What might you expect to find in a museum dedicated to hair? Fancy hairstyles? Photos depicting how hairstyles have changed throughout the ages? Not at Leila’s.
In fact, Leila’s is the only museum in the world dedicated to hair – not just hair, but art made using hair. No one knows exactly when or where hair art began; however, it thrived in Victorian times and is traceable to the 1100s. While most pieces were of a memorial nature, this was also a means of remembering individuals before photography was invented. It was considered a token of love as well as a memorial to someone who had passed away. There are traditions that date back hundreds of years that illustrate it was commonplace for a lock of hair to be given to a beloved.
The oldest piece in Leila’s Hair Museum was created in 1680. It came to the United states through a Swedish family in the 1800s. A true masterpiece, the piece was sold to the museum by the last in this family’s bloodline so that generations to come could admire its intricacy.
The museum also housed special necklaces known as sepia. A sepia is a picture that has been created with pulverized hair. Hair is crushed into a fine powder and tinted with paints in order to create a picture that will serve as remembrance of the individual. One piece depicts a weeping willow and was painted using the hair of a young woman who had passed away at 25. The scene is that of her young, widowed husband crying at her grave.
This is one of the facets of this museum that makes it so unique – there resides in every piece the story behind its creation. Sometimes, the name and even the birth and passing dates of the individual are included in the work. And sometimes, these pieces were used as a means of preserving a genealogical tree and included many names and hair from individuals of a family.

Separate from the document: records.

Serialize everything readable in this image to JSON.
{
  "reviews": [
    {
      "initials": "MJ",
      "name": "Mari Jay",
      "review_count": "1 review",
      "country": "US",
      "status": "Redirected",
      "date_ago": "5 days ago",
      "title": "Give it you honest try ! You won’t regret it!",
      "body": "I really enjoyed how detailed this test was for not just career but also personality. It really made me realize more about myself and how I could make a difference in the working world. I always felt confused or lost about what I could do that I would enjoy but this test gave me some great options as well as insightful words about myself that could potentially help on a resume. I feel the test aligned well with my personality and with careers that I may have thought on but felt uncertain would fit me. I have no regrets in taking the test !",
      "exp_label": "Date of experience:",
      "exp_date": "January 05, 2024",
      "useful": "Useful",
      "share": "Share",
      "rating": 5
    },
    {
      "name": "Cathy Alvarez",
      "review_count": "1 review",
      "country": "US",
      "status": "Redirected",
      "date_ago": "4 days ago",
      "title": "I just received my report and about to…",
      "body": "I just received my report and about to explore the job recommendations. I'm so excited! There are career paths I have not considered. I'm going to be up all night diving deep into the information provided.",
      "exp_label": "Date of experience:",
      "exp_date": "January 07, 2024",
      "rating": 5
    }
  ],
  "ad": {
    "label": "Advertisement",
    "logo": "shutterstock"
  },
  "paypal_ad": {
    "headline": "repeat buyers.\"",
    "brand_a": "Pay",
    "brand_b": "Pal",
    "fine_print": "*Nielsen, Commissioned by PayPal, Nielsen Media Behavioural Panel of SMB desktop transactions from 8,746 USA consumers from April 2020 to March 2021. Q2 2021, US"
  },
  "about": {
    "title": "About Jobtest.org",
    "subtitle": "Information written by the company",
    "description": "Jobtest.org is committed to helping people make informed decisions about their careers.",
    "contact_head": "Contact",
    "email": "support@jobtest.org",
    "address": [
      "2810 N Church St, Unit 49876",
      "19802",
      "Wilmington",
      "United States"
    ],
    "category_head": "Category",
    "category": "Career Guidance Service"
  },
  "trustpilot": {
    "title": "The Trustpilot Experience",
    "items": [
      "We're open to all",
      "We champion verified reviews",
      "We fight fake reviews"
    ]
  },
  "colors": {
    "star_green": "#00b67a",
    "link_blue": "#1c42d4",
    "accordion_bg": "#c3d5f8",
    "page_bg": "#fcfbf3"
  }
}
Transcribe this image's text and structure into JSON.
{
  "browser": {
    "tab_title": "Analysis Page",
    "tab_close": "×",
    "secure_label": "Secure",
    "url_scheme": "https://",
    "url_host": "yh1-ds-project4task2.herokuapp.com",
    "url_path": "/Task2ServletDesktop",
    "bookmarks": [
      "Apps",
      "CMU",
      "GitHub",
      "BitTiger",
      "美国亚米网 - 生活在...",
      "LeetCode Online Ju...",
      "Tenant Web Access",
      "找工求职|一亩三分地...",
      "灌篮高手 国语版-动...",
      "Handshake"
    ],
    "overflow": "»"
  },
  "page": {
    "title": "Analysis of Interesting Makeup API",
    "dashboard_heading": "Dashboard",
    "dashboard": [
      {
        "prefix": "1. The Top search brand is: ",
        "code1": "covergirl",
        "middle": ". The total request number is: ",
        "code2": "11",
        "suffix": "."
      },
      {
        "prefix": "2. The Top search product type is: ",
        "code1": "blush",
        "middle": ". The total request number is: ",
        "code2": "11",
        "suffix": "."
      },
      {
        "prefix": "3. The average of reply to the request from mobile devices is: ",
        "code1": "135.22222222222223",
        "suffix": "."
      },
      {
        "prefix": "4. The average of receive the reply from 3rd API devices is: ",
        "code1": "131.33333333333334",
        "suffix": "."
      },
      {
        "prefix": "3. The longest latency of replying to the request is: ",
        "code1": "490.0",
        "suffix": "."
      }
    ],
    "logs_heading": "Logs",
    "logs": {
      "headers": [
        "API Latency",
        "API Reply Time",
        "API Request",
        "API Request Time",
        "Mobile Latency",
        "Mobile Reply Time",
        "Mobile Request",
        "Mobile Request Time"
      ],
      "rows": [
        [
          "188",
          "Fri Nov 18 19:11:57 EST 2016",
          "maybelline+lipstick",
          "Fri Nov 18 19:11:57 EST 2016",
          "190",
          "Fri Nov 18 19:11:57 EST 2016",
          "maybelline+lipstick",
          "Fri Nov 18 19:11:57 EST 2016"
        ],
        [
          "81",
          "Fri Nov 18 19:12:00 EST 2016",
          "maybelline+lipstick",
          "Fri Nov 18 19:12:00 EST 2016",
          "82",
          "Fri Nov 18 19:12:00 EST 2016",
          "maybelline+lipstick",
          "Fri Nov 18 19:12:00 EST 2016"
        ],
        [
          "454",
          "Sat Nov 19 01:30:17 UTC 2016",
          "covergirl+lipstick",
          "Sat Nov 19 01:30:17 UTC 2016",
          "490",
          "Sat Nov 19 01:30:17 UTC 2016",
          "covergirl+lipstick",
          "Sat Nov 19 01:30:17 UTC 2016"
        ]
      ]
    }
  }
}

Visit Leila and her museum of hair located at 1333 South Noland Road in Independence. You can call (816) 833-2955 to verify museum hours.